COPPIN: And we`ve already seen reports of that happening. Cruz people are already approaching delegations, and saying, look, when we get to the second ballot, you better make sure all your people are with us.

HAYES: Yeah, and there`s all this crazy -- U.S. Virgin Islands has a crazy controversy about who the electors they have elected are. I mean, the other thing is when you think about the 66, it`s like, that 66 -- I played around with delegate calculators more than I care to admit. I guess I just did on live TV. And it`s very easy to get Trump to like 1150, 1185, that`s right.

1,237 is like -- it`s very problem.

So like 66 might be the difference, right?

REID: Right. And you don`t want to take the chance of doing a head-to- head and then the party be wrong and Ted Cruz cannot beat Donald Trump one-on- one. And you don`t want to give Trump the opportunity to run up a high score against one person.

HAYES: Democratic side, what are you looking for tomorrow?

REID: I think tomorrow you`re going to see Hillary Clinton win Florida. I haven`t heard very many even Bernie Sanders ads on the radio here, so I think he`s given up the state. The real battle is obviously in the Rust Belt. What Sanders wants is to take Ohio from her, take Missouri, if he can -- I was going to say Missoura (ph), take Missouri if he can and take Illinois.

But in that scenario, the problem for Sanders, her delegate lead is already so big that I`m not sure that even if you were to take two of those states he could catch up.

HAYES: Well, right now, he`s in a situation where I think I saw the most - - he`d have to 54 percent of the remaining pledged delegates. Now, that means like eight victories across the board, which -- he`s not in a Rubio territory. I mean, he`s in it for sure. And we saw from Michigan, the polling could be wrong, right.

REID: could be.

HAYES: But he still has -- he needs blowouts, basically. The problem is, even if he gets some narrow wins yesterday -- tomorrow and she gets Florida by blowouts, these blowouts that she keeps getting, particularly through the south, have given her this 200-plus padding that is a very difficult -- because there is no winner take all. There`s no shooting the moon in the rules in the Democratic side.

REID: It`s interesting that he`s hanging around, paling around with Jesse Jackson, because it`s Reverend Jackson who created these rules, proportionality is universal because of Jackson in `88.

HAYES: Rubio -- people are already. I mean, I don`t now what to think, right. Maybe there`s some huge shock the world upset tomorrow. Who knows. I don`t like to make...

COPPIN: The Rubio campaign is very confident that there will be.

I mean, look. The only thing that he has going for him is the early votes that have been tallied, that there is a decent case to be made. It`s actually not clear, but there is a case to be made those early votes favor Rubio.

You know, there have been a lot of early votes cast here. Though I`ve seen -- the most recent polls actually showed Cruz moving up. So I mean, best case scenario is Rubio pulls off a miraculous last-second win in his home state.
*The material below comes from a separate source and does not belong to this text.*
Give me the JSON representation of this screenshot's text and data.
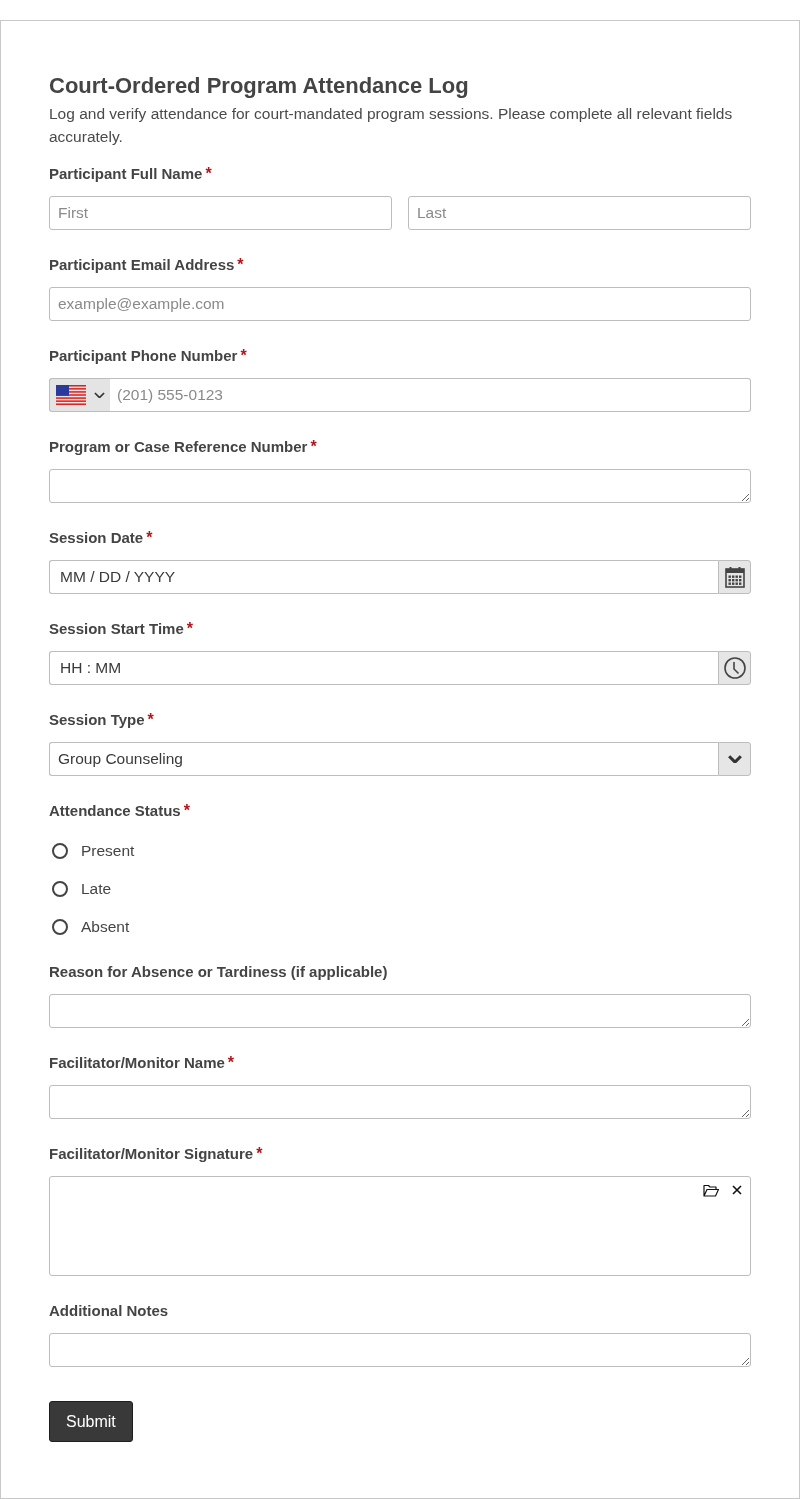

It shouldn`t be that miraculous. But that`s the best-case scenario and he stays in.

Worst case scenario is not that he loses...

HAYES: Gets trounced.

COPPIN: And maybe even comes in third.

REID: I think on crazy -- I was on -- going to radio stations today, went to the conservative radio station. Cruz is actually getting backlash for going against the violence of the Trump rallies. That could be Rubio`s opening.

HAYES: Very interesting. McKay Coppins, Joy Reid, thank you for joining me tonight.

That is ALL IN for this evening.